Many people think that estate planning is only for the elderly and the rich. But the truth is, estate planning is a prudent move for everyone. It doesn’t matter how big your estate is. Whether you own multiple homes or just the items inside your home, you probably care about what will happen to your property after you are gone. Estate planning is the way to ensure that items of both financial and sentimental value are passed on to the appropriate people when the time comes.

And there’s no way to know when that time will come, which is why it is never too early to begin estate planning. Whether you are young or old, healthy or sick, you simply can’t predict when an unexpected accident might deprive of you of the power to clarify your wishes regarding your property, health care decisions and more.

It’s not pleasant to think about what the world will look like after you are gone, but a little bit of effort right now can give you peace of mind for years to come: the knowledge that no matter what happens, you have done everything in your power to provide your family’s future.

Wills: The Cornerstone Of Estate Planning

Wills are the most common estate planning instrument. As drafted by a qualified estate planning lawyer, wills are a way to officially record your wishes so that they are plainly known to all relevant parties in the event of incapacitation or death.

For some people, a completed will comprises their entire estate plan. For those with more complicated finances, a will is a useful guiding document that spells out the intention behind various trusts and other holdings. In every case, a clear and thorough will can help your loved ones avoid confusion and legal disputes.

Trusts: A Versatile Tool

There are many kinds of trusts, but their underlying function is to hold funds that will be disbursed at a time of your choosing — for example, after your death.

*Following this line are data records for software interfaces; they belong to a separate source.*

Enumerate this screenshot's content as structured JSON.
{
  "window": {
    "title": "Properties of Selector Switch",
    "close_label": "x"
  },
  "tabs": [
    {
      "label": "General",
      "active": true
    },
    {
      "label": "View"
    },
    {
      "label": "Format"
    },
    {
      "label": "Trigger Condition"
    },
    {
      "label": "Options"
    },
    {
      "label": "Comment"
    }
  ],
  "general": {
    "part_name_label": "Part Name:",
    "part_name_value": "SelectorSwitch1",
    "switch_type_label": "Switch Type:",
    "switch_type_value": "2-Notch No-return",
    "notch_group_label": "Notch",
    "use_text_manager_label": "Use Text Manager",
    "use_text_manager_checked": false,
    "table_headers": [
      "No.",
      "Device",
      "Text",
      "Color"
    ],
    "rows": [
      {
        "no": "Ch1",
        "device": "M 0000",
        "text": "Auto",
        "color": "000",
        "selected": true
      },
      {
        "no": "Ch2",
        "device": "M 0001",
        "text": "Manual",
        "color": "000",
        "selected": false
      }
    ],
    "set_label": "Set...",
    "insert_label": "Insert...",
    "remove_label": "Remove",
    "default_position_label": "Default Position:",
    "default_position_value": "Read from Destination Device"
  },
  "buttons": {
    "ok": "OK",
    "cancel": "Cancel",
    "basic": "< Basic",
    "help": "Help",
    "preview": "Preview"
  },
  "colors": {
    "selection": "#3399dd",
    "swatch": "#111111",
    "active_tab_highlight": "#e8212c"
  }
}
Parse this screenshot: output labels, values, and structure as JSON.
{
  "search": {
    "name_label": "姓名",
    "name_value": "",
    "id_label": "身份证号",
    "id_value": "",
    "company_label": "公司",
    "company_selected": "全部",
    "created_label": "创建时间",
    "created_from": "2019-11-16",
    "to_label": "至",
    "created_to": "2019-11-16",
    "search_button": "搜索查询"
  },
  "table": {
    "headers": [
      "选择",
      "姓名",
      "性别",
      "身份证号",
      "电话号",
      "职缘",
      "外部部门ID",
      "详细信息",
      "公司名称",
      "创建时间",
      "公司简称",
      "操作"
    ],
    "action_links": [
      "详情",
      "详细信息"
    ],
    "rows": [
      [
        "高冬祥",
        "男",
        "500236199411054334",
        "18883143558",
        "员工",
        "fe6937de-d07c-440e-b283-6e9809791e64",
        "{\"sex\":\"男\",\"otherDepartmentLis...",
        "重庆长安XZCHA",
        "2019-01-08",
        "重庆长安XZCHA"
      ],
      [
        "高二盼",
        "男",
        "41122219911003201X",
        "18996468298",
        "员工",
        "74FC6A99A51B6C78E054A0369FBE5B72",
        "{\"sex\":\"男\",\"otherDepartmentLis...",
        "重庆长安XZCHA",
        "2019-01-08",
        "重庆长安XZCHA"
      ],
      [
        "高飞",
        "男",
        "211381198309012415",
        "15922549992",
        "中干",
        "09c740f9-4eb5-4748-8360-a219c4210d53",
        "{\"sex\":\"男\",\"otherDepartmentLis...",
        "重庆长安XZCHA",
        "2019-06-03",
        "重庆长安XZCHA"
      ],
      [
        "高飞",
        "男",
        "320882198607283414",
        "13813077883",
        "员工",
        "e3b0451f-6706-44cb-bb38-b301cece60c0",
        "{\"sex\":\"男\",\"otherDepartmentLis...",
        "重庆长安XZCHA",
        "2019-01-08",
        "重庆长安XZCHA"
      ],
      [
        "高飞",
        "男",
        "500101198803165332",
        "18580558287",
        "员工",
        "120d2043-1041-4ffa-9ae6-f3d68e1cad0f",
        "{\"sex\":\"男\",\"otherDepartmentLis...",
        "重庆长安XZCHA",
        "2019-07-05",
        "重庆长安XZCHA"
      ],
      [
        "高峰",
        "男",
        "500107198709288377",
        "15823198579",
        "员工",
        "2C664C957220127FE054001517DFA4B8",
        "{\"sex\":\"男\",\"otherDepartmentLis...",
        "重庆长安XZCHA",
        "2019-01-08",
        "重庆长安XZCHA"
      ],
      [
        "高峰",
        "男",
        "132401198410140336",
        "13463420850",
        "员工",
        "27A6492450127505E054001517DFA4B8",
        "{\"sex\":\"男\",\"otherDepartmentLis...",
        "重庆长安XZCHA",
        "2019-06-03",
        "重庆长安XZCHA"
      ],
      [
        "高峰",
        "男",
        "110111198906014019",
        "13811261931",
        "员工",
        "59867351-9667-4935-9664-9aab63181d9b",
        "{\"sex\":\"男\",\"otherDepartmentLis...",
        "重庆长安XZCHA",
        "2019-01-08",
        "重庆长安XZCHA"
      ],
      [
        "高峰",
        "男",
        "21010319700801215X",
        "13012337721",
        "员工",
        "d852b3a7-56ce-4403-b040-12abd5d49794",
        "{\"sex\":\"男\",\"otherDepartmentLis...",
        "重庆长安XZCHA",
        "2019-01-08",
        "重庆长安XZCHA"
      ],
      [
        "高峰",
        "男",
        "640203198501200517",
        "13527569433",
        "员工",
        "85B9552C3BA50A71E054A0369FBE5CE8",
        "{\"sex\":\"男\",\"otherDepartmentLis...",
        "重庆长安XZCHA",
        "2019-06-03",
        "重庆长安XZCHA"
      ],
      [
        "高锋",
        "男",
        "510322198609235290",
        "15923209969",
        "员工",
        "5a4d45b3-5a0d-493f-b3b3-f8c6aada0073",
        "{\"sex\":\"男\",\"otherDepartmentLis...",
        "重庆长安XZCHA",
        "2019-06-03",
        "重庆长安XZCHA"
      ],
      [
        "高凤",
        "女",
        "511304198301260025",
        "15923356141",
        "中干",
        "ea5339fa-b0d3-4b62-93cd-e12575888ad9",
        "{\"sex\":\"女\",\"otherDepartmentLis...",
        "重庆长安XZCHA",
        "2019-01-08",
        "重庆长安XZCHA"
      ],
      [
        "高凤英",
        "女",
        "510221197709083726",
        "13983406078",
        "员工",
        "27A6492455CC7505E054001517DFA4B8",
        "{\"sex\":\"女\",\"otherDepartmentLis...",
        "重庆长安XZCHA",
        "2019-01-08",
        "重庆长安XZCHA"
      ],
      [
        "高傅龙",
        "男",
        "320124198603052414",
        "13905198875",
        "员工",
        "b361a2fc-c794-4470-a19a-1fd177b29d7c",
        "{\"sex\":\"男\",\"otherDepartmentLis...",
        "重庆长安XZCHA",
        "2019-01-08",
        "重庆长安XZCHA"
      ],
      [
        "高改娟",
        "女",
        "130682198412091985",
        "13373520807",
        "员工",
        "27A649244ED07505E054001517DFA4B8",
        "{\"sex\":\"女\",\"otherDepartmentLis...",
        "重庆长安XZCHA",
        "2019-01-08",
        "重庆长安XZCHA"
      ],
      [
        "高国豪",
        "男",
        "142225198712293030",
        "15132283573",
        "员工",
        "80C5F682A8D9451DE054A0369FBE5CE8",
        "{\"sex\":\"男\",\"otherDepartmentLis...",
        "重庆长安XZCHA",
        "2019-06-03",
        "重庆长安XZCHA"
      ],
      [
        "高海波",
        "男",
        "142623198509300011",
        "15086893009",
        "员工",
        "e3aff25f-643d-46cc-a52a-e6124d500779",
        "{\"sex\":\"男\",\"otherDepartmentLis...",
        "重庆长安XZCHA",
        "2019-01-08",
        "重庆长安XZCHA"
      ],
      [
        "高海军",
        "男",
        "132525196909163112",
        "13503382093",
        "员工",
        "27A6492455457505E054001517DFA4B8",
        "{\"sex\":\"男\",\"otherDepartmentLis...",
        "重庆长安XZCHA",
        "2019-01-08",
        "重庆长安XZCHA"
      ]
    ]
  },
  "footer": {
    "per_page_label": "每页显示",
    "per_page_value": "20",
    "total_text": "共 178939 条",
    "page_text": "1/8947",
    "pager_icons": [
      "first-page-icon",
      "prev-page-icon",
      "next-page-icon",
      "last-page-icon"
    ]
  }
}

Trusts are often used in conjunction with wills; the wills provide the instructions while the trusts hold the actual funds. Trusts can also be tailored to help you minimize your tax bill.

In addition to holding assets, certain trusts like a special needs trust can be used to provide for specific people with extraordinary needs, such as a disabled child or other family member.

Let Us Help You Achieve Peace Of Mind About Your Estate

To learn more about how our firm can help you create an estate plan that meets your specific needs, call McGivney Law Firm, PLLC, at 810-229-2971 or reach us by email to schedule a free initial consultation with one of our estate planning attorneys. From our offices in Brighton and Stockbridge, we serve clients throughout Livingston County and elsewhere in Michigan.